4. Albany, Ga.
>Median household income: $32,775
>Population: 161,617 (122nd lowest)
>Unemployment rate: 10.4% (77th highest)
>Pct. households below poverty line: 28.4% (7th highest)

A stunning 11.8% of households in Albany earned less than $10,000 in 2011, the largest percentage of any metropolitan area in the nation. Additionally, 28.4% of Albany residents lived below the poverty level, a considerable increase from the 21.5% who lived in poverty in 2007. The area’s unemployment also jumped, doubling between 2007, when it was just 5.2% of the labor force, to 2011, when it was 10.4%. Last year, the median home value in Albany was just $103,800, or nearly $70,000 less than the U.S. median, while 18.9% of homes were worth less than $50,000.

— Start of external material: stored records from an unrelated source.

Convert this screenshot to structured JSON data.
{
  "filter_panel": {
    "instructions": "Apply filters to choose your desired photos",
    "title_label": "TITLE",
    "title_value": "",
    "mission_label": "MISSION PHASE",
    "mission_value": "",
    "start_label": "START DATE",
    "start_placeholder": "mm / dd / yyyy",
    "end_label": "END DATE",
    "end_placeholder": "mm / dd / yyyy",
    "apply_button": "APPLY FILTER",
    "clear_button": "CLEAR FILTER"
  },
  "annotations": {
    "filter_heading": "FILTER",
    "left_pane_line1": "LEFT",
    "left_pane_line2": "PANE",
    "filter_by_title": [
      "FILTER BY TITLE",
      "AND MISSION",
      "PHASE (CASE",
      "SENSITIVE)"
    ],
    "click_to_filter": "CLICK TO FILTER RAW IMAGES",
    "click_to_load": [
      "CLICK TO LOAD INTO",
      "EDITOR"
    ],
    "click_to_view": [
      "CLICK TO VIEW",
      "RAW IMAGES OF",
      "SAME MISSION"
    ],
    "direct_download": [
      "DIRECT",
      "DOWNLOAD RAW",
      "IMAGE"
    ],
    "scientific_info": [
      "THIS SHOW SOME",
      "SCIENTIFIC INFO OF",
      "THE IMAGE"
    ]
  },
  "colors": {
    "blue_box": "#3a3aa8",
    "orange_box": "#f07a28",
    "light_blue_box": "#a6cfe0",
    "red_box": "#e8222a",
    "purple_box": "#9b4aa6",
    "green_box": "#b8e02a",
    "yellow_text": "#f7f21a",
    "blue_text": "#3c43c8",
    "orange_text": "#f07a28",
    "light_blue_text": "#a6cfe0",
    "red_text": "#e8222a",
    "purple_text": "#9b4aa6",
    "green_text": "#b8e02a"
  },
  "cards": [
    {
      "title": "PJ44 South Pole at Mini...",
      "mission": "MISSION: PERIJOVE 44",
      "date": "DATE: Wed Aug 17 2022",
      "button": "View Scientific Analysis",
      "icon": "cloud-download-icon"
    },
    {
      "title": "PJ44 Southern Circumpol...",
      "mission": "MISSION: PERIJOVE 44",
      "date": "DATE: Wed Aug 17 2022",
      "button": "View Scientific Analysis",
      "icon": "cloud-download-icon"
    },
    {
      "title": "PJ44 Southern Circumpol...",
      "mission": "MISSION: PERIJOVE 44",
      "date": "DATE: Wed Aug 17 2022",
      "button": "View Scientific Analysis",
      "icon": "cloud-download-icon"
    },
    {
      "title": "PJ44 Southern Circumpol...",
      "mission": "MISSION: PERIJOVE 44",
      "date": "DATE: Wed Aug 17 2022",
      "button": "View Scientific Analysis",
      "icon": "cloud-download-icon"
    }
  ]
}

Also Read: The Most Dangerous Cities in America

3. Valdosta, Ga.
>Median household income: $32,446
>Population: 140,599 (87th lowest)
>Unemployment rate: 9.2%(140th highest)
>Pct. households below poverty line: 27.6% (9th highest)

From 2007 to 2011, the unemployment rate in Valdosta increased by 130%, from 4% of workers to 9.2%. The number of employed workers declined by more than 6,000 during that time. Those jobs remaining often pay a lower salary. Last year, nearly 17% of the workforce were employed in the generally low-paying retail industry, the sixth-highest percentage of all metro areas. In 2007, just 11.3% of the labor force worked in retail. Valdosta, however, has an improving and active housing market. Home prices rose nearly 12% between 2007 and 2011. Despite these positives, 14.4% of housing units were vacant last year, higher than the national vacancy rate of 13.1%. Also, 15.3% of homes were worth less than $50,000 versus 8.8% nationwide.

2. Brownsville-Harlingen, Tex.
>Median household income: $32,070
>Population: 414,123 (124th highest)
>Unemployment rate: 11.8% (36th highest)
>Pct. households below poverty line: 34.1% (2nd highest)

Brownsville, located in the very southern portion of Texas, has its fair share of economic woes. About 34% of households lived in poverty, the second-highest percentage of all metro areas, and 10.6% of all households earned less than $10,000 a year. More than a third of residents did not have health insurance in 2011, the third-highest rate in the country. Yet the region showed some signs of improvements. While still the second-lowest in the country, median home values rose more than 5% between 2010 and 2011 as values fell or remained nearly flat for the majority of metro areas.

1. McAllen-Edinburg-Mission, Tex.
>Median household income: $31,077
>Population: 797,810 (68th highest)
>Unemployment rate: 12% (34th highest)
>Pct. households below poverty line: 37.7% (the highest)

While median income fell by $642 across the U.S. between 2010 and 2011, median income in the McAllen area fell by a whopping $3,653 over the same period. More than 37% of the population did not have health insurance, which was the highest percentage of all metro areas in the U.S. The median home value of $77,600, while up more than 11% since 2007, was still the second-lowest among all metro areas in the country. Nearly 29% of all homes were worth less than $50,000, the highest-rate of all metro areas.

-Michael B. Sauter, Alexander E.M. Hess, Sam Weigley

Also Read: America’s Richest Cities

RSS Facebook Twitter